By Mark Dance
Last week one of my very best friends lost a 10-year battle with dementia. I was not only Jim’s hunting and fishing buddy, but also his pastor for a decade.
Some believe and teach that pastors shouldn’t befriend church members, which has unfortunately become one of the most dangerous and unbiblical myths in ministry.
Pastors who attempt to do life and ministry alone are in grave danger of falling short of their finish line. Yet many are being encouraged to do just that.
With that in mind, it shouldn’t surprise you to hear that pastors are among the loneliest people in our churches.
More than half (55%) of pastors say being in ministry makes them feel lonely at times, according to one LifeWay Research survey.
Here are four reasons why this ministry myth is so dangerous.
1. This myth confuses friendship with favoritism.
So many pastors serve in isolation because they’re sincerely trying to avoid practicing favoritism. If we confuse friendship with favoritism, we fall prey to Satan’s dangerous isolation trap.
Pray for discernment before you accept artificial, unbiblical relationship categories that can lead to loneliness.
My closest friends have been staff, members, and leaders of the churches I’ve pastored. It’s not that I’m blind to the authority of the pastor’s office as much as I see church members as family, not just employees and volunteers.
2. This myth fuels our desire for approval.
I talk to pastors almost daily who carry burdens alone because they’re afraid to share them with their church members.

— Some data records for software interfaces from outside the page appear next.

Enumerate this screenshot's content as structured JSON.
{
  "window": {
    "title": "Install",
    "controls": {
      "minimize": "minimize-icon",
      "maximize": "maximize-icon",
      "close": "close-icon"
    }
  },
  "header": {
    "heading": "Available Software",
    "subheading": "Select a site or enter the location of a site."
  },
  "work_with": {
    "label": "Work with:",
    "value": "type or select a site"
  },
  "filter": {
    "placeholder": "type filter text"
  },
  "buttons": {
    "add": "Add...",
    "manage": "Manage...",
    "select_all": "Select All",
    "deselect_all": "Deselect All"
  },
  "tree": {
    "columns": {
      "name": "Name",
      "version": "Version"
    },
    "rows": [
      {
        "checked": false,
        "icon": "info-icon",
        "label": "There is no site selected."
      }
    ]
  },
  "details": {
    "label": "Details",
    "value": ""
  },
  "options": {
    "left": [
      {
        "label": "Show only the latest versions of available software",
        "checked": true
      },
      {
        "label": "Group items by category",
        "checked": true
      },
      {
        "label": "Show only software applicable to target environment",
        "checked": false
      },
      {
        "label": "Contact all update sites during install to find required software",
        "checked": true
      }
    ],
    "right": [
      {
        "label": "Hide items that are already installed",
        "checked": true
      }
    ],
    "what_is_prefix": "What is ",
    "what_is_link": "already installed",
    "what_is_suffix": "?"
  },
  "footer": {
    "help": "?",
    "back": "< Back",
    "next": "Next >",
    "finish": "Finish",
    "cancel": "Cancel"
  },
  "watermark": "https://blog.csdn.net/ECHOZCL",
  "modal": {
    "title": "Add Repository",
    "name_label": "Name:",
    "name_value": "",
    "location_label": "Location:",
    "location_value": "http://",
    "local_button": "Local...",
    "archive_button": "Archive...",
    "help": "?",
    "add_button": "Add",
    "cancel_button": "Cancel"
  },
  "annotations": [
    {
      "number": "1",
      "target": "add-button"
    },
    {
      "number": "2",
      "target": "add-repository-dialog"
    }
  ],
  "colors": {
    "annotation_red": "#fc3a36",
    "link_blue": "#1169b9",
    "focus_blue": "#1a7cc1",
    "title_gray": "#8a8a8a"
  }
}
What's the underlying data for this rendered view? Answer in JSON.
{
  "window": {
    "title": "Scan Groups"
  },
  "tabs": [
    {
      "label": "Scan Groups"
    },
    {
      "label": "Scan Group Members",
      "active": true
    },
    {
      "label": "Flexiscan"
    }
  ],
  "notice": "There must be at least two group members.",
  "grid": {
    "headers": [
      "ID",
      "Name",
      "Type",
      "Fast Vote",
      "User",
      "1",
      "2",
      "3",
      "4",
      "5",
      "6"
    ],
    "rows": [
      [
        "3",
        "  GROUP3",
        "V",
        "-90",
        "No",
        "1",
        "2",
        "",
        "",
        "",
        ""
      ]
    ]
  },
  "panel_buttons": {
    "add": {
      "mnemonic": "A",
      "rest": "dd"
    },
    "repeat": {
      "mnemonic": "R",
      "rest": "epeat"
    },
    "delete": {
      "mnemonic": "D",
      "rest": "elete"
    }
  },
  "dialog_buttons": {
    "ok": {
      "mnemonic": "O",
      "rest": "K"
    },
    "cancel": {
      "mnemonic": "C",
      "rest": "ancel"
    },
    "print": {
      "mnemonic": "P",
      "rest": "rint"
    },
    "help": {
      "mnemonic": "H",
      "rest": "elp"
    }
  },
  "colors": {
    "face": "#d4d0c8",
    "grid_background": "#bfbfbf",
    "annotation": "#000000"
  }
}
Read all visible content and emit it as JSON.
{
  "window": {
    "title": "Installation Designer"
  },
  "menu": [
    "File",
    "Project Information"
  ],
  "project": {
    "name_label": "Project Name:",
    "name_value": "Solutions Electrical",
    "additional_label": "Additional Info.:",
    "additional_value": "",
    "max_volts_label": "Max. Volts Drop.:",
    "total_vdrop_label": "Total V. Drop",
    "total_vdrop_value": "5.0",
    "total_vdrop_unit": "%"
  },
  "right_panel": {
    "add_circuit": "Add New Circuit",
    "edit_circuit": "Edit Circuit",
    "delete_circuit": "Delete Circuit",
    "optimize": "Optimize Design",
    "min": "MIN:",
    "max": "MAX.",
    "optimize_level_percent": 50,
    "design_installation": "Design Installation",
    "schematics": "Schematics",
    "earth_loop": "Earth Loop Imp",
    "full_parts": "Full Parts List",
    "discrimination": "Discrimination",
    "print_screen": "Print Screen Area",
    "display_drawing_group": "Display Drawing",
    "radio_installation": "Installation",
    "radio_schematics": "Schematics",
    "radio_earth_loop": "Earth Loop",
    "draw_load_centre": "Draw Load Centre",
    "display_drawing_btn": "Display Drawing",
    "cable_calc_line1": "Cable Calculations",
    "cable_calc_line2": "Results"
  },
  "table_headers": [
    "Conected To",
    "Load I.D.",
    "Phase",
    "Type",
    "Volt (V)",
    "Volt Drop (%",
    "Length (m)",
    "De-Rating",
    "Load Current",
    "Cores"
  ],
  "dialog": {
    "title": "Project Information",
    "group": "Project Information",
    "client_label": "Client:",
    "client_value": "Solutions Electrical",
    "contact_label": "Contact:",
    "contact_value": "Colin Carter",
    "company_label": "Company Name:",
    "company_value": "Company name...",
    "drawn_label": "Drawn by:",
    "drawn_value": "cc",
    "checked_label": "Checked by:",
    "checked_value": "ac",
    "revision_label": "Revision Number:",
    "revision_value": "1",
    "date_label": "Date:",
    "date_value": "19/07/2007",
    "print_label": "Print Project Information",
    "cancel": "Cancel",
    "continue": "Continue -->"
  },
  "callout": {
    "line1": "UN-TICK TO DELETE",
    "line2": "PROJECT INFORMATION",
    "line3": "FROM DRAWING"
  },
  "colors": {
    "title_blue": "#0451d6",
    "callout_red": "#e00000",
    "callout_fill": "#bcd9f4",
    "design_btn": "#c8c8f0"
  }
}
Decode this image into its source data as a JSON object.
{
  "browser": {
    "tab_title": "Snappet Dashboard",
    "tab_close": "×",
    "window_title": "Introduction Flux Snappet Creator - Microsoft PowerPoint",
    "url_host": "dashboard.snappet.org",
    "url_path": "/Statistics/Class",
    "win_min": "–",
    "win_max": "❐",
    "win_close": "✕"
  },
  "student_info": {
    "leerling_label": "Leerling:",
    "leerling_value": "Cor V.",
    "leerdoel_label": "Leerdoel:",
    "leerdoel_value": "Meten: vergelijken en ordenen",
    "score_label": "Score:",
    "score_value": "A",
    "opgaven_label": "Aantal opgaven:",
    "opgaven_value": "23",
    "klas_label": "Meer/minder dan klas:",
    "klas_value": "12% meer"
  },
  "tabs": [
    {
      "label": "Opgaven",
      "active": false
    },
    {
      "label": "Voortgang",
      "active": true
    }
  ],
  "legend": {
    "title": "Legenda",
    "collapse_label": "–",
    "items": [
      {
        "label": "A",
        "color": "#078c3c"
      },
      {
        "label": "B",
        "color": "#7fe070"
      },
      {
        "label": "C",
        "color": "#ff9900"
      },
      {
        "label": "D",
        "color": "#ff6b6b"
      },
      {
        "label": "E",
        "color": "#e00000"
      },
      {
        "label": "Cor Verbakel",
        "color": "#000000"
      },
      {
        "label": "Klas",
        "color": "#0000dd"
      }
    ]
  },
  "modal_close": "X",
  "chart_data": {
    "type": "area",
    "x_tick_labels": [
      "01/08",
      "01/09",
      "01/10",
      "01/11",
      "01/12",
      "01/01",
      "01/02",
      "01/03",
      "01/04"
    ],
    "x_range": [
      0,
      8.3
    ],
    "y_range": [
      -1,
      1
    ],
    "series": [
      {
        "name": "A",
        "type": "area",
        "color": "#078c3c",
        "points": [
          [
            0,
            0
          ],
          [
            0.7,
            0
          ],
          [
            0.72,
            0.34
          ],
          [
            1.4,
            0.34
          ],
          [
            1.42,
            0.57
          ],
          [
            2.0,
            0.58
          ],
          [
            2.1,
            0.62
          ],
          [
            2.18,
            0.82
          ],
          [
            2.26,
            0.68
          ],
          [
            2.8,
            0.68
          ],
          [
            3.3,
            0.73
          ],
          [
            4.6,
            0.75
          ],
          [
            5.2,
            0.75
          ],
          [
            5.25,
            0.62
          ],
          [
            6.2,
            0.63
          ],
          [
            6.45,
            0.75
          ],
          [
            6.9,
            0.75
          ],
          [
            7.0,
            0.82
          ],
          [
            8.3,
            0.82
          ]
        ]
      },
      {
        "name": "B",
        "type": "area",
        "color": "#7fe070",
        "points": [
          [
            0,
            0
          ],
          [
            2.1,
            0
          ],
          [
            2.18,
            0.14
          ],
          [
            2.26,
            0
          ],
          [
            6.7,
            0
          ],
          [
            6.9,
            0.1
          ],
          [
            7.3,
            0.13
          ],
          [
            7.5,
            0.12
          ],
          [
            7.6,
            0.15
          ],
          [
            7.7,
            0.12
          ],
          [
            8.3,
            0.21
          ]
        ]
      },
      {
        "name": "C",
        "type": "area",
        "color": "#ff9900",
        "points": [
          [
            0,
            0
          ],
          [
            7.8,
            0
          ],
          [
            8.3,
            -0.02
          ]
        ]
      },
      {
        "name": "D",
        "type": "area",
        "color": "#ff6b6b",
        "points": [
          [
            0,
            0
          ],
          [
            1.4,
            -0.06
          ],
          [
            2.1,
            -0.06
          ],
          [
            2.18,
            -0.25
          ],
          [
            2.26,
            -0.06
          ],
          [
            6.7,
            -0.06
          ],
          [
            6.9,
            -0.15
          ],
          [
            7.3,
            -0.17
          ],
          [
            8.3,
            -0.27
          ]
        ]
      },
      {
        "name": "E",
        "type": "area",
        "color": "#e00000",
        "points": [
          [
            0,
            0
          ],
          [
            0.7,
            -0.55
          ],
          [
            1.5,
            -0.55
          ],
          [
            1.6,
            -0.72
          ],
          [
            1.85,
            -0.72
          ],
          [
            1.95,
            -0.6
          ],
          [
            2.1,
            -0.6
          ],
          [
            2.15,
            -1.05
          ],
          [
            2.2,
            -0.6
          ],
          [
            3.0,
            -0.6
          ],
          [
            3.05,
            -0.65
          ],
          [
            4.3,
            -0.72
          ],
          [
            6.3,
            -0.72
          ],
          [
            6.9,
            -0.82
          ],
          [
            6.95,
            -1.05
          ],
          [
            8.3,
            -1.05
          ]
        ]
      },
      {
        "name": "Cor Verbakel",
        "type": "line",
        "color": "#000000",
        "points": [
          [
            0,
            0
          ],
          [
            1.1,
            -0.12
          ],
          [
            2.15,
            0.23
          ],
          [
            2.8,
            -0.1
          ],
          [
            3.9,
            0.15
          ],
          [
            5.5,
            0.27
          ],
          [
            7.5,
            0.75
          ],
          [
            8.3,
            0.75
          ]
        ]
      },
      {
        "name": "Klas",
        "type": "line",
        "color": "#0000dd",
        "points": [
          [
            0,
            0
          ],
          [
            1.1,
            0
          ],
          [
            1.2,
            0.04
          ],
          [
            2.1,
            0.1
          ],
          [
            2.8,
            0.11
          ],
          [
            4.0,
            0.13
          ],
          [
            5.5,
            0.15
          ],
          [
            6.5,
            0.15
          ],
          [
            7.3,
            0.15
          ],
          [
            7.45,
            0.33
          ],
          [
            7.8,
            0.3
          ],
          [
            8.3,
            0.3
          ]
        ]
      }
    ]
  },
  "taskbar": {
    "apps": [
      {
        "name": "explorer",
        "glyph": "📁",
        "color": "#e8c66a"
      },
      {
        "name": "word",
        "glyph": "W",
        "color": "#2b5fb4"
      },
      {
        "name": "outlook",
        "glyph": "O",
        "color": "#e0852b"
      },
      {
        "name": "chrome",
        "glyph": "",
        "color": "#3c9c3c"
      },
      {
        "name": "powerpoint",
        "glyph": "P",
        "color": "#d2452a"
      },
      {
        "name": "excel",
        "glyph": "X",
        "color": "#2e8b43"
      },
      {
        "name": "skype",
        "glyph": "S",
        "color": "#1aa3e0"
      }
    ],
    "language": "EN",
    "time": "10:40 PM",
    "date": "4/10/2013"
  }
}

Most aren’t so much afraid of getting fired as they are being pitied. Men thrive on respect, and so we hold onto it too long sometimes.
“Carry one another’s burdens; in this way you will fulfill the law of Christ” (Galatians 6:2).
At the end of Romans, Paul mentions 33 people by name who helped him in his ministry. I’ve lost count of all the Aarons and Hurs (Exodus 17:12-13) who’ve held up my arms while I was pastoring, parenting, or just staying vertical.
3. This myth overestimates our abilities.
If you don’t have a close friend in your life from your church, you’re missing out, or worse—burning out.
“The eye cannot say to the hand, ‘I don’t need you’… the members would have the same concern for each other. So if one member suffers, all the members suffer with it” (1 Corinthians 12:21, 25-26).
Preaching about the interdependent members of the body of Christ is much easier than practicing it, but it’s well worth the effort.
4. This myth underestimates the dangers of isolation.
Popular South Carolina pastor and author Perry Noble was terminated in 2015, primarily for alcohol abuse, which he attributes in part to isolation.
My #1 mistake—I chose isolation over community. I was a hypocrite—I preached, ‘You can’t do life alone,’ and then went out and lived the opposite. Yes, the Scriptures do say we should seek solitude from time to time. However, solitude is refreshing, isolation is destructive. Isolation is where self-pity dominated my thinking, thus justifying my abuse of alcohol” (Church Leaders, October 2016).
Church friendships have become guardrails for me against isolation, loneliness, and spiritual erosion.
Whenever you face the inevitable challenges of life and ministry, please remember your sacred siblings are as called to help you as you are called to help them.
“For I have great joy and encouragement from your love, because the hearts of the saints have been refreshed through you, brother” (Philemon 1:7).
MARK DANCE (@markdance) speaks at churches, conferences, and retreats—often with his wife Janet. Mark has contributed to several books and offers weekly encouragement at MarkDance.net. He’s currently serving as director of pastoral development for the Oklahoma Baptist Convention.